Let me tell you, when we walked into this structure, my jaw almost hit the floor. I wasn’t expecting what I saw. Take a look.
I mean, can you imagine having a place like this? I can’t. I would love it, but I couldn’t imagine ever finding the luck that would allow me to own something so wonderful. Talk about cozy. As we were walking around and as Carol was telling us about the building’s history, I couldn’t help but to imagine relaxing in front of the huge wood stove. This wood stove has a story of its own. It was given to Carol by a group in town that had gotten it from another group. To make a long story short, the stove is considerably old and it has a rich history. It’s also enormous. Check it out.
For some reason, I always picture myself cozying up near a wood stove at night during a snow storm. There’s nothing more peaceful than that idea for me. I love having a wood stove here at the house, but ours is nothing compared to this larger one above. I could get used to something like that.
The building contained so many unique attributes and features. For instance, there was a huge hand-forged chain that Carol’s family found in the back yard during some excavation. The chain was wrapped around a boulder. I guess someone tried to move the boulder, failed and gave up. They simply let the chain sit in the dirt and eventually it was covered by earth. It was found and restored and now it sits upon a beam in the barn.
Here’s a different view. It’s a big chain.
Along the walls are signs from a long time ago. This one that says “Wealthys For Sale – One Mile” is from 1930.
I don’t know the story about these next two, but I thought they were really cool, so I took some photos of them.
Inside this building, there’s a loft, a kitchen and a bedroom upstairs. Here’s the kitchen.
And here’s the bedroom.
I honestly don’t think you can get much more cozy (apparently, I find myself using this word a lot in this post) than this. I instantly fell in love with this place. I really didn’t want to leave.
When I was remodeling the room I’m sitting in right now, I had a great idea. I thought that I would attach cedar shake shingles to the inside of the ceiling. I also wanted to place restored barn wood on the walls. After thinking about this for a while and after adding up how expensive it would be, I talked myself out of the idea. Well, as it turns out, someone else had the same exact idea and actually followed through with it. This next picture makes me want to re-do the room I’m in.
I love the warmth of interior wood. There’s nothing like it.
The last thing I want to show you from the inside of this building is an example of the creative lighting Carol used. I want to copy this idea so bad, but I wouldn’t even know where to begin.

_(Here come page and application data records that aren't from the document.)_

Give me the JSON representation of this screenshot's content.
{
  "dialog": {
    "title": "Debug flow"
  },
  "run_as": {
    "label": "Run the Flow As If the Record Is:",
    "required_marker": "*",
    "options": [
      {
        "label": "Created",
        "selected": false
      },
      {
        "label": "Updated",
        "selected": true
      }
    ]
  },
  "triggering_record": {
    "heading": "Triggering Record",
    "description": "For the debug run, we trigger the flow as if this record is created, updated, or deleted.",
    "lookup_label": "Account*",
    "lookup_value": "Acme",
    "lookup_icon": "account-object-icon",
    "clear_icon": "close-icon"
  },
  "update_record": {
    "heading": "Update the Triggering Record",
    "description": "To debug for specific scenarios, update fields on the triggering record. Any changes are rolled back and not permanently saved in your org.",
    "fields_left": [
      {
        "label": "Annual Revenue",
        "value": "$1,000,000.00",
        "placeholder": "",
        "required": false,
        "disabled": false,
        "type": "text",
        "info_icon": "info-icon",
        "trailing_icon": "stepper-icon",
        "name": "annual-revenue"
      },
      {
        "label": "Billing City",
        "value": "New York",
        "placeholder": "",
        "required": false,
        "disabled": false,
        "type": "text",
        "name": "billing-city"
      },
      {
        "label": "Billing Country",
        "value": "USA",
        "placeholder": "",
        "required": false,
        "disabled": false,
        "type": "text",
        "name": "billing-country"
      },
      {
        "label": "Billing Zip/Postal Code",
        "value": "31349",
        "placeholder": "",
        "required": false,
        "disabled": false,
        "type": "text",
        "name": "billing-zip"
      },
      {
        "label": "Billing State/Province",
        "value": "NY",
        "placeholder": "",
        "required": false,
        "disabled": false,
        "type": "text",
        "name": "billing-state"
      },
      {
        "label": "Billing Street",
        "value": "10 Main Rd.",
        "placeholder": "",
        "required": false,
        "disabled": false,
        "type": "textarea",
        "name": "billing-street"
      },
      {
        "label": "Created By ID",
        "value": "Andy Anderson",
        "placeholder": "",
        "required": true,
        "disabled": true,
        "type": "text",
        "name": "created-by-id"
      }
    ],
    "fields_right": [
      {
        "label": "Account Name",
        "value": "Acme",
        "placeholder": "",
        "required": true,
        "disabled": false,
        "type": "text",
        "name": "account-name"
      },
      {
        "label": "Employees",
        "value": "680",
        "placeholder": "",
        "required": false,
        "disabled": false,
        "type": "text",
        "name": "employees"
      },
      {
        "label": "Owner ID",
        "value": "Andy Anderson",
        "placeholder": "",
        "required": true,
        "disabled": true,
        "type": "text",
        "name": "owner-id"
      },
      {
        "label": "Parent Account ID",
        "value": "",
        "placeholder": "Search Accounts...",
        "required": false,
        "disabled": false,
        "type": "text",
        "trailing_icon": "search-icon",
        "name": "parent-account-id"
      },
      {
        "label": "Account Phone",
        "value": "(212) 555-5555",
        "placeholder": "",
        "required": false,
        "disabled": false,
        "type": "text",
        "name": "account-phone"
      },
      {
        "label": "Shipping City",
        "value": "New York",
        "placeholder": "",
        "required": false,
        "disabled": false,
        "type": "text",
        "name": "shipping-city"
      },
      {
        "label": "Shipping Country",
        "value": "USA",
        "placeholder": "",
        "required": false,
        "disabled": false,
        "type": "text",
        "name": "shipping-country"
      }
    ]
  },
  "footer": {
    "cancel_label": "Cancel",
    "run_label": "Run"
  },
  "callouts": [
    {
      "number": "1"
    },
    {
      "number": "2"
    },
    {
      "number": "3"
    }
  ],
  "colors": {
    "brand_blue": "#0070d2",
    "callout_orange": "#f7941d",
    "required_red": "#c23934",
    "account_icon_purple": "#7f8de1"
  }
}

Luckily, there are a lot of folks out there who are now getting into these types of creations, so I might just have to purchase something similar. Perhaps I could hang a few over my puzzle table.
Wow, what a great place. I’m excited to post these pictures to share with you. I also enjoy looking back on them, so this is a win-win.
After our tour was finished up and as we were leaving, I decided to grab some shots of the apple cider press this establishment uses. First, I took a photo of the apple crates.
And finally, for the last photo of this post, I present the apple cider press. I’m starting to think I want one of these. I was watching a few videos last night and learned just how easy making apple cider can be. Believe me when I tell you this, there are apples all over the place up here. All over.
Overall, we had a really great day yesterday. What began as a loss quickly turned into a sheer delight. I loved the adventure and look forward to our next apple picking effort, which might happen in a few days from now.
Thanks for reading!